Being a surfboard shaper isn't easy. It's a high-cost, low-margin ultra-competitive business that any sane investor would advise you to avoid. Fortunately, the surf community has plenty of people who ignore the math to pursue their labor of love. To survive, most of them carve a niche and focus most of their energy serving it accordingly.
Matt Biolos chose the high-performance competitive niche. It was pretty hard to ignore, being that he grew up amid the San Clemente mafia of the late 1980s which included Shane and Gavin Beschen, Matt Archbold, Dino Andino and Christian Fletcher. Today, Biolos shapes boards for a countless number of touring pros, especially when they hit US shores. We caught up with him during his busy season to see how he's handling.
So how crazy is your world this month?
The US Open is far and away our biggest event of the year. The Hurley Pro is busy too but that's an elite tour event, where we do a handful of men and women. But for the US Open, we make boards for probably 25 to 30 guys in the QS, plus the Juniors, both boys and girls, and the women's CT.
And how do you prep for that invasion?
With our regular team riders it's all part of the normal process. We look at the forecast -- it's going to be hurricane swell, and maybe some small crumby days, let's get some wider shorter boards and some epoxies going. Then there's a big international contingency that calls up, and says ‘Hey I'm coming to California and I might as well order a couple boards.' I don't work with these guys consistently so we're basically rolling the dice a bit, so we make ‘em a couple boards and hope for the best.
I guarantee you it's my lowest profit margin month of the year. It's like, let's hope we can make the payroll this month.
Can you give us an example of somebody you rolled the dice with?
Probably Luis Diaz, the kid who won the junior division this year. I'd never met him. In fact I still haven't. He's from the Canary Islands. He's never been to Huntington. Fortunately it worked out.
I'm guessing the invasion impacts the factory quite a bit?
(Laughs) I guarantee you it's my lowest profit margin month of the year. It's like, let's hope we can make the payroll this month.
What are the more encouraging things you're seeing these days?
Well my top level guy is Kolohe Andino. I think he's a Top 5 talent. He's struggled with consistency, so we work with him on that. Sometimes his boards are dialed and sometimes we miss the mark. But I think he's got what it takes to get up there. The other thing with Tyler and Carissa is also pretty incredible to watch.
What about QS up-and-comers?
Well, the QS is strange. It's a much more international tour. There are only about three Americans in the Top 50. So I work with a lot of international guys, like a few off-the-radar Brazilians who are super radical.
I work with a lot of international guys, like a few off-the-radar Brazilians who are super radical.

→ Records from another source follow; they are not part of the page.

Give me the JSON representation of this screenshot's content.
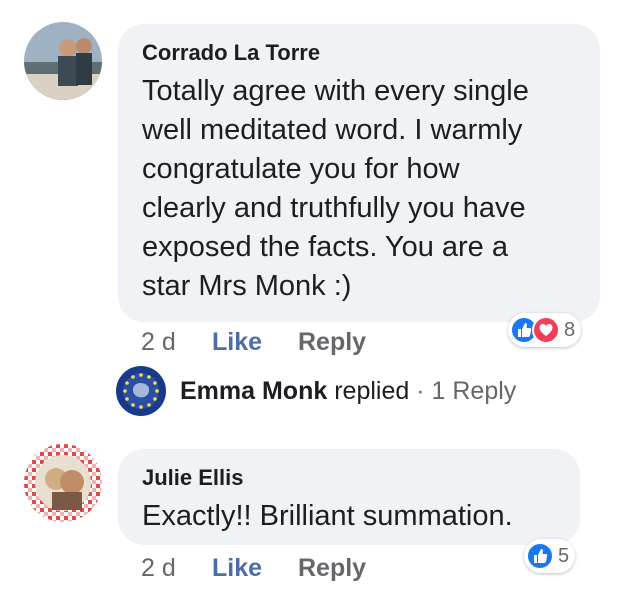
{
  "comments": [
    {
      "author": "Corrado La Torre",
      "text": "Totally agree with every single\nwell meditated word. I warmly\ncongratulate you for how\nclearly and truthfully you have\nexposed the facts. You are a\nstar Mrs Monk :)",
      "time": "2 d",
      "like_label": "Like",
      "reply_label": "Reply",
      "reactions": {
        "icons": [
          "like-icon",
          "love-icon"
        ],
        "count": "8"
      }
    },
    {
      "author": "Julie Ellis",
      "text": "Exactly!! Brilliant summation.",
      "time": "2 d",
      "like_label": "Like",
      "reply_label": "Reply",
      "reactions": {
        "icons": [
          "like-icon"
        ],
        "count": "5"
      }
    }
  ],
  "reply_summary": {
    "name": "Emma Monk",
    "action": "replied",
    "separator": "·",
    "replies": "1 Reply"
  },
  "colors": {
    "bubble": "#f0f2f5",
    "like_blue": "#1877f2",
    "love_red": "#f33e58",
    "meta_gray": "#65676b"
  }
}
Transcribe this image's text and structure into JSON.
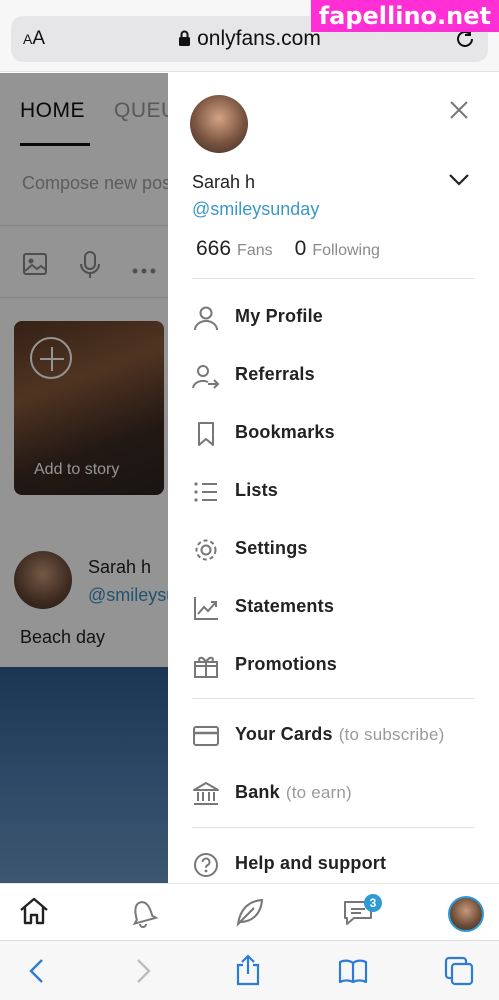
{
  "browser": {
    "text_size_label": "AA",
    "url": "onlyfans.com",
    "watermark": "fapellino.net"
  },
  "feed": {
    "tabs": [
      "HOME",
      "QUEUE"
    ],
    "compose_placeholder": "Compose new post...",
    "story_label": "Add to story",
    "post": {
      "author_name": "Sarah h",
      "author_handle": "@smileysunday",
      "text": "Beach day"
    }
  },
  "drawer": {
    "name": "Sarah h",
    "handle": "@smileysunday",
    "fans_count": "666",
    "fans_label": "Fans",
    "following_count": "0",
    "following_label": "Following",
    "items": [
      {
        "label": "My Profile",
        "icon": "user-icon"
      },
      {
        "label": "Referrals",
        "icon": "referrals-icon"
      },
      {
        "label": "Bookmarks",
        "icon": "bookmark-icon"
      },
      {
        "label": "Lists",
        "icon": "list-icon"
      },
      {
        "label": "Settings",
        "icon": "gear-icon"
      },
      {
        "label": "Statements",
        "icon": "chart-icon"
      },
      {
        "label": "Promotions",
        "icon": "gift-icon"
      },
      {
        "label": "Your Cards",
        "sub": "(to subscribe)",
        "icon": "card-icon"
      },
      {
        "label": "Bank",
        "sub": "(to earn)",
        "icon": "bank-icon"
      },
      {
        "label": "Help and support",
        "icon": "help-icon"
      }
    ]
  },
  "appnav": {
    "messages_badge": "3"
  },
  "colors": {
    "accent": "#2e9bd6",
    "handle": "#3a98c9",
    "watermark_bg": "#ff2fd5"
  }
}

You've been on that trend for a long time, who's next there?
I've been there probably 20 times. I mean, if you were down there ten years ago you saw all this coming. As for who's next there's a kid named Michael Rodriguez who is super exciting in QS style waves. He's 21, and really good.
And around here?
As far as local guys I think Ian Crane is doing well. He's clawed his way into the big events and he's got all the big moves and classic rail surfing. I think he can match anyone on the QS. And we're really excited about our young San Clemente kid Griffin Colapinto who's raised a lot of eyebrows in the last year. I think he's got the physical stature to match his ability.
I think this is a really exciting time with shaping, because every few events somebody is popping up with a really new and exciting board that really raises eyebrows.
Any design trends got you perked up right now?
I think there's a lot of open mindedness on the QS. There are a lot of adverse waves on the QS, so people are open to trying new things whether it be materials, shapes, constructions to get an advantage. It's a little different on the CT, but I think this is a really exciting time with shaping because every few events somebody is popping up with a really new and exciting board that really raises eyebrows, whether it's Stu Kennedy at Snapper, or Mick Fanning with his little 5'9" channel bottom at J-Bay. Y'know, when that stuff happens it's good for everyone. It helps the entire shaping community.
It's interesting to see boards playing a space-race roll again with the creativity. It's almost reminiscent of the Mark Richards, Simon Anderson eras.
Yeah, like when MR came out on twins and it blew everyone away and Simon did it a few years later, that was great for shapers all over the world because people walk in your door and go, ‘Hey that looks pretty cool, can we do that?' And the answer is always, ‘Sure we can. We already are. Let me show you what we're doing.' I think we all do that, and it's good.
Last question. Any predictions on how the second half of this year is going to unfold?
Haha. I'm no sage. But if I had to bet my house on it, or was forced at gunpoint…well, I'd probably say Medina. He's just a proven winner. Proven mindset. I think John John has the X-Factor, and he can easily do it - would be a great world champ too. And you gotta love Wilko. I think in some ways our brand and mindset is pretty aligned with him, he's kind of a …lost guy (laughs), but I'm just saying if I had to pick I think Medina's the safe one.